Menopausal hot flashes compromise the quality of life for most women. The physiological mechanisms underlying hot flashes remain poorly understood, and the absence of an animal model to investigate hot flashes hinders investigations in this field.
We first developed the sheep as a model to study peripheral skin temperature changes using fever-inducing lipopolysaccharide (LPS; 200 μg/kg) administered to ovary-intact ewes. Because a strong correlation between luteinizing hormone pulses and hot flashes has previously been reported, we then determined whether intravenous gonadotropin-releasing hormone (GnRH; 1 mg), a dose sufficient to elevate cerebrospinal fluid-GnRH concentrations, could modulate ear skin temperature in both ovariectomized and low-estrogen-replaced ovariectomized ewes.
Some ewes responded to LPS in heart rate and abdominal temperature, but there was no significant effect on either parameter or cheek temperature for the group. In contrast, LPS injection caused a significant (P < 0.001) change in skin temperature at the ear. Ear temperature showed no significant change in response to GnRH relative to control injections in both ovariectomized and low estrogen ewes.
We developed a model animal system in the ewe that can accurately detect small changes in peripheral skin temperature. This system has the potential to be extremely useful in future studies investigating the pathology of hot flashes and holds several advantages over previous model systems developed for this research. GnRH per se does not seem to be involved in thermoregulatory events.

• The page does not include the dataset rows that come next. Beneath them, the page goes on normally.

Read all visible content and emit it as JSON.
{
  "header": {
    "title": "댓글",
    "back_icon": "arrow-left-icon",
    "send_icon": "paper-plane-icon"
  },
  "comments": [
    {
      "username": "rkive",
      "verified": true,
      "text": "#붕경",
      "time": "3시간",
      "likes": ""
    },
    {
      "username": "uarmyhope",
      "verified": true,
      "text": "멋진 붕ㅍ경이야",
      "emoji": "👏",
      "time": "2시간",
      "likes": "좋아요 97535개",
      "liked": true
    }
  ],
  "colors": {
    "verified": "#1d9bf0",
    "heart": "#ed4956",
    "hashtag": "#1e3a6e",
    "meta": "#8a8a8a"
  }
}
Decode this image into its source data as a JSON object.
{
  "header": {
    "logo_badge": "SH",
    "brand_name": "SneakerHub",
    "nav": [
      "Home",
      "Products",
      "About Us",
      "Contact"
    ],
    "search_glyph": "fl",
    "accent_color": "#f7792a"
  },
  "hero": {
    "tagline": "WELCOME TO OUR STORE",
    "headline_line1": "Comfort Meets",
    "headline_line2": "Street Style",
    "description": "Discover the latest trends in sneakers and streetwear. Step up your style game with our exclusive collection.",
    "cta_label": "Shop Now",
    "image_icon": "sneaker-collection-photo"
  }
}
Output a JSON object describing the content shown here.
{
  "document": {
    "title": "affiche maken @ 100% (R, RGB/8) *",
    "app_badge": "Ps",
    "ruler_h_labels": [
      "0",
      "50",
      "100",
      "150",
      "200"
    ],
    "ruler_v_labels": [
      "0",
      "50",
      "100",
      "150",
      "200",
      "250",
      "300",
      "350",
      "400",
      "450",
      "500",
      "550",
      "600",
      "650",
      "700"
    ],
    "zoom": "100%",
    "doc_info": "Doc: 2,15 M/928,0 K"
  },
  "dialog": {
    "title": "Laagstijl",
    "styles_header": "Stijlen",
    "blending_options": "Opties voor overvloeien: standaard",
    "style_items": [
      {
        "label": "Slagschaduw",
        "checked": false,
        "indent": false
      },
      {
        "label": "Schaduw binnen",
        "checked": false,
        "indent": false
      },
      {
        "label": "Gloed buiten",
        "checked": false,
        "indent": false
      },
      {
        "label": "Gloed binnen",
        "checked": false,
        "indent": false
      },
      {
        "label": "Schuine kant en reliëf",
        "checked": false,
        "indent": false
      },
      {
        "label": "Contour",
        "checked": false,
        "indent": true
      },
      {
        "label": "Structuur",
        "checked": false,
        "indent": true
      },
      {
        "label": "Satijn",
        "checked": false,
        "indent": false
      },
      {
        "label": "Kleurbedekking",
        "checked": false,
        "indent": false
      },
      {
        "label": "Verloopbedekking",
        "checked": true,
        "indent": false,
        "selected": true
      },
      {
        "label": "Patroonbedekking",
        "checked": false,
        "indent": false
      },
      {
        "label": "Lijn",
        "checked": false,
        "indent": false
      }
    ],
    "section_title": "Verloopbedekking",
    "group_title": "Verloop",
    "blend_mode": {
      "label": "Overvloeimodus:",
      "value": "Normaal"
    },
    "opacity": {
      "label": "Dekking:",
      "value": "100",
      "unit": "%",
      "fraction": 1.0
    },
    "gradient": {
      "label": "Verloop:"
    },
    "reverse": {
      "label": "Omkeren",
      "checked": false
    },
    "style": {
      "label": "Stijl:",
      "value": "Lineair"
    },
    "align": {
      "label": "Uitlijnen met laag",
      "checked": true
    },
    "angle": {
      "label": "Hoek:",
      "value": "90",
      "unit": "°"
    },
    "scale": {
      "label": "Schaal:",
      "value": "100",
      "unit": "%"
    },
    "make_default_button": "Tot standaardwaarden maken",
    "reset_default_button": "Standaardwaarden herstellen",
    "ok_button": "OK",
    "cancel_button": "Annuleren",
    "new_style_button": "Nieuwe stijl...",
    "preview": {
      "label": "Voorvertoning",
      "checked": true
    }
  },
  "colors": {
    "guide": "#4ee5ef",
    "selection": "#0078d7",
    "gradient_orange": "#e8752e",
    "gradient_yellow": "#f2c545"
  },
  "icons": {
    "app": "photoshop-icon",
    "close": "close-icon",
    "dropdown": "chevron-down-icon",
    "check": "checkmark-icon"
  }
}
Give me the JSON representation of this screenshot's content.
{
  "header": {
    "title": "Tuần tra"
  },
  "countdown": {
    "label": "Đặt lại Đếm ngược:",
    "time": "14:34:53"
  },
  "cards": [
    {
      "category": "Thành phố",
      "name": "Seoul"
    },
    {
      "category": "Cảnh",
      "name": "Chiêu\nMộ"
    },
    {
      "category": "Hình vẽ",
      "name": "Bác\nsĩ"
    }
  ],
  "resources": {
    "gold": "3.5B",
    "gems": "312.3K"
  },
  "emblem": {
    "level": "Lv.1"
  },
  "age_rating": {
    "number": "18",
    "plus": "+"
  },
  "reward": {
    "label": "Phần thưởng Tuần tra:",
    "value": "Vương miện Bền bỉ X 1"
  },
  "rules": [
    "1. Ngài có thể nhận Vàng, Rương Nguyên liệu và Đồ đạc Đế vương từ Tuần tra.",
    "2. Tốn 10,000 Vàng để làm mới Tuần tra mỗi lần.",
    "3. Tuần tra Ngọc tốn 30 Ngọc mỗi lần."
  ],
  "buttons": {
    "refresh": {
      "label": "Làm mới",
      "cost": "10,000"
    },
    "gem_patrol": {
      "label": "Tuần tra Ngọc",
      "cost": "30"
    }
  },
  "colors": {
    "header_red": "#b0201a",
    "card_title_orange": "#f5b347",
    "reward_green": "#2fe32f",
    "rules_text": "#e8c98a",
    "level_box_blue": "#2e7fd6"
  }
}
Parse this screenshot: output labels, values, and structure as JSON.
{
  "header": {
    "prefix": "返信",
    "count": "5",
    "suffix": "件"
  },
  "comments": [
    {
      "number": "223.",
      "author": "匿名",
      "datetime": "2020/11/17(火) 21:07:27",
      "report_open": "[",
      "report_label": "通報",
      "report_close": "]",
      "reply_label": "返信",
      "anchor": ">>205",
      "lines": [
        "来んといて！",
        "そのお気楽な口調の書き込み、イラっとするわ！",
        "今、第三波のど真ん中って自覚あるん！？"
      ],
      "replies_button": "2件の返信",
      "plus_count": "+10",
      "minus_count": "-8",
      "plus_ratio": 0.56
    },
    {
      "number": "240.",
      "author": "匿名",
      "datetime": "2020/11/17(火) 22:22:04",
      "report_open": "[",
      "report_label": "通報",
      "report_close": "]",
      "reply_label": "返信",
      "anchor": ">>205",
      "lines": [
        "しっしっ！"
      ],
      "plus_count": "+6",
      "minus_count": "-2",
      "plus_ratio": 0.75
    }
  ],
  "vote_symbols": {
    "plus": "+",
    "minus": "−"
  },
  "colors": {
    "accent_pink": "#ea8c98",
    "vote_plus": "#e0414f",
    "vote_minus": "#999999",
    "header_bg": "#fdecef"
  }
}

Sheep show significant changes in ear temperature in response to thermoregulatory challenges, suggesting that they may be a tractable animal model for the study of postmenopausal hot flashes. No evidence was found for a role of GnRH in the generation of thermoregulatory events in the ewe.
From the Department of Zoology and Physiology and Neurobiology Program, University of Wyoming, Laramie, WY.
Received January 22, 2009; revised and accepted March 9, 2009.
Funding/support: This publication was made possible by Grant RR15640 from the National Center for Research Resources, a component of the National Institutes of Health. A.J.A. was funded, in part, by a grant from the National Science Foundation EPS-9983278.
Financial disclosure/conflicts of interest: None reported.
The contents of this work are solely the responsibility of the authors and do not necessarily represent the official views of the National Center for Research Resources or the National Institutes of Health.
Address correspondence to: Donal C. Skinner, Department of Zoology & Physiology, University of Wyoming, 1000 E University Ave., Laramie, WY 82071. E-mail: firstname.lastname@example.org